The power of the media and its effects on people’s perception of mental health issues can be powerful. News outlets, magazines and social media cover stories that shape the public perspective on trending issues and events, some related to mental health.
When an act of violence occurs, mental illness and gun control typically enter the forefront of political debate. North Carolina State University, RTI International, the University of California, Davis, Simon Fraser University and Duke University Research contributed to a 2014 study that revealed mentally ill people are actually the subjects of violence more often than they are the perpetrators.
In the Psych Central article “Media’s Damaging Depictions of Mental Illness,” Margarita Tartakovsky, MS, discusses popular myths of the mentally ill that are supported by inaccurate media portrayals. She brings up the popular television series “Monk” as a testament to how the media turns mental illness into a comedic, unsolvable problem. The lead actor in “Monk,” Tony Shaloub, plays a character who suffers from obsessive-compulsive disorder. The condition is portrayed as severe and debilitating, never improving over the course of the series. This lack of progress could give the impression that a person with a mental health condition may not be able to recover.
On the brighter side, Bill Lichtenstein, founder and director of Lichtenstein Creative Media, was diagnosed with bipolar disorder years ago. Four years went by before he met another person with bipolar disorder because the condition was simply not talked about. As a result, following treatment for his condition, Lichtenstein produced Voices of an Illness, a Peabody award-winning radio documentary series featuring 11 people with schizophrenia telling their stories in their own words.
The participants included a doctor, a writer and a teacher. Clinicians, medical researchers and mental health advocates explain the disease that affects 1 in 100 people and how they are able to significantly improve due to “second generation” medications. The National Alliance on Mental Illness’s number was announced and the organization received 10,000 calls a day.

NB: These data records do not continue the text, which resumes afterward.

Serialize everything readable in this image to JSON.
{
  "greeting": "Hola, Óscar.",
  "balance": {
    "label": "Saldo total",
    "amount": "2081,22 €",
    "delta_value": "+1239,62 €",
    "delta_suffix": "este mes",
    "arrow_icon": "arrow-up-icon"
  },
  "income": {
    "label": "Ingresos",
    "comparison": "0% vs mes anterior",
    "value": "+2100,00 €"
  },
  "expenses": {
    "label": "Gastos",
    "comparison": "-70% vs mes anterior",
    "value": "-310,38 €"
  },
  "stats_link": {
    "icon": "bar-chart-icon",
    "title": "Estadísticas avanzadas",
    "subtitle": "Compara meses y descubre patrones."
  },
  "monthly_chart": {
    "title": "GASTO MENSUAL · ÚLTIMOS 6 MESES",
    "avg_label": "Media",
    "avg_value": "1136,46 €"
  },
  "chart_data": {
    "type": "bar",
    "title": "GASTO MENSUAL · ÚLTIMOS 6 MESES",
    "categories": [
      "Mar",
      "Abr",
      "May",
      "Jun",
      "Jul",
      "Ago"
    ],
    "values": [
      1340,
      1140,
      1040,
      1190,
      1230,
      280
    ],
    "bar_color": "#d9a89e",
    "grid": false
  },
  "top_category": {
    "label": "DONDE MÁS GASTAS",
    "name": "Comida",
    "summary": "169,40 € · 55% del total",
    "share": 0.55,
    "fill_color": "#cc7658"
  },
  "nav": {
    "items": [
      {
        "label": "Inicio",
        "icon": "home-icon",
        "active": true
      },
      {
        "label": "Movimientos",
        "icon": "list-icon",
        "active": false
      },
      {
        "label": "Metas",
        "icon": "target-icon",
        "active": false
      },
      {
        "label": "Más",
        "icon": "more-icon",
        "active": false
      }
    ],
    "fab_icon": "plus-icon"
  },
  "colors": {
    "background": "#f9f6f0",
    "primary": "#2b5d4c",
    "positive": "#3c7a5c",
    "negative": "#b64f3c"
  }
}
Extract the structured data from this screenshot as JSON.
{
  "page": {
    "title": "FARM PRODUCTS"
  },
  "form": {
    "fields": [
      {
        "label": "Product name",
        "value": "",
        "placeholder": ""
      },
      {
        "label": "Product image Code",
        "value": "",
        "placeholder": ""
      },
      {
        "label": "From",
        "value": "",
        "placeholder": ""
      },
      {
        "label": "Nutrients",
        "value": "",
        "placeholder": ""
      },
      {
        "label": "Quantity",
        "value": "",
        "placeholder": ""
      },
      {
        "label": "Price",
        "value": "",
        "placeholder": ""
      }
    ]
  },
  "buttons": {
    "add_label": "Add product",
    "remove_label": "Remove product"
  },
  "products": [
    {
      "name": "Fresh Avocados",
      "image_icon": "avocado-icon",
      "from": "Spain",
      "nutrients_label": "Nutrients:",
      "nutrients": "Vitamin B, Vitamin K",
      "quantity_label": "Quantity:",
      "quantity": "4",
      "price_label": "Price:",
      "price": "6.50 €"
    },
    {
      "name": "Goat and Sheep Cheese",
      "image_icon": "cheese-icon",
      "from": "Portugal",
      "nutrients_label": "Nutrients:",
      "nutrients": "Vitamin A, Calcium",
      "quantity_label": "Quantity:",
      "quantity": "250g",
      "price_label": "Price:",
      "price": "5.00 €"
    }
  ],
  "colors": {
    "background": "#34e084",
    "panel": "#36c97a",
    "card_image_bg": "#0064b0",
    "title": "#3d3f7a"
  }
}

Glasgow Media Group reports that positive portrayals of mental health disorders are changing public attitudes. In early 2015, soaps, dramas and sitcoms were studied for a three-month period. Researchers found portrayals of mental illness to be generally positive. Actors with fictional mental health disorders were shown as living more normally and there were fewer links between mental illness and violence.
A survey of 2,004 people revealed that 54 percent of viewers adopted a new perspective on mental illness after watching the television shows. Almost 50 percent of those surveyed changed their opinion about who may be susceptible to mental illness. Thirty-one percent were inspired to speak with loved ones regarding mental health.
Speaking to The Guardian, Peter Moffat, BAFTA award winner and screenwriter of the movie “Silk,” too many documentaries are made expecting an audience to laugh at people with mental health problems. He noted that writers have a responsibility to fight stereotyping and produce characters that are engaging and have some dimension.
As people become more educated about mental illness and realize there is nothing to fear, the stigma will hopefully disappear. If you have questions or need information about mental illness or its treatment, please call the 24/7 Mental Health Helpline at any time.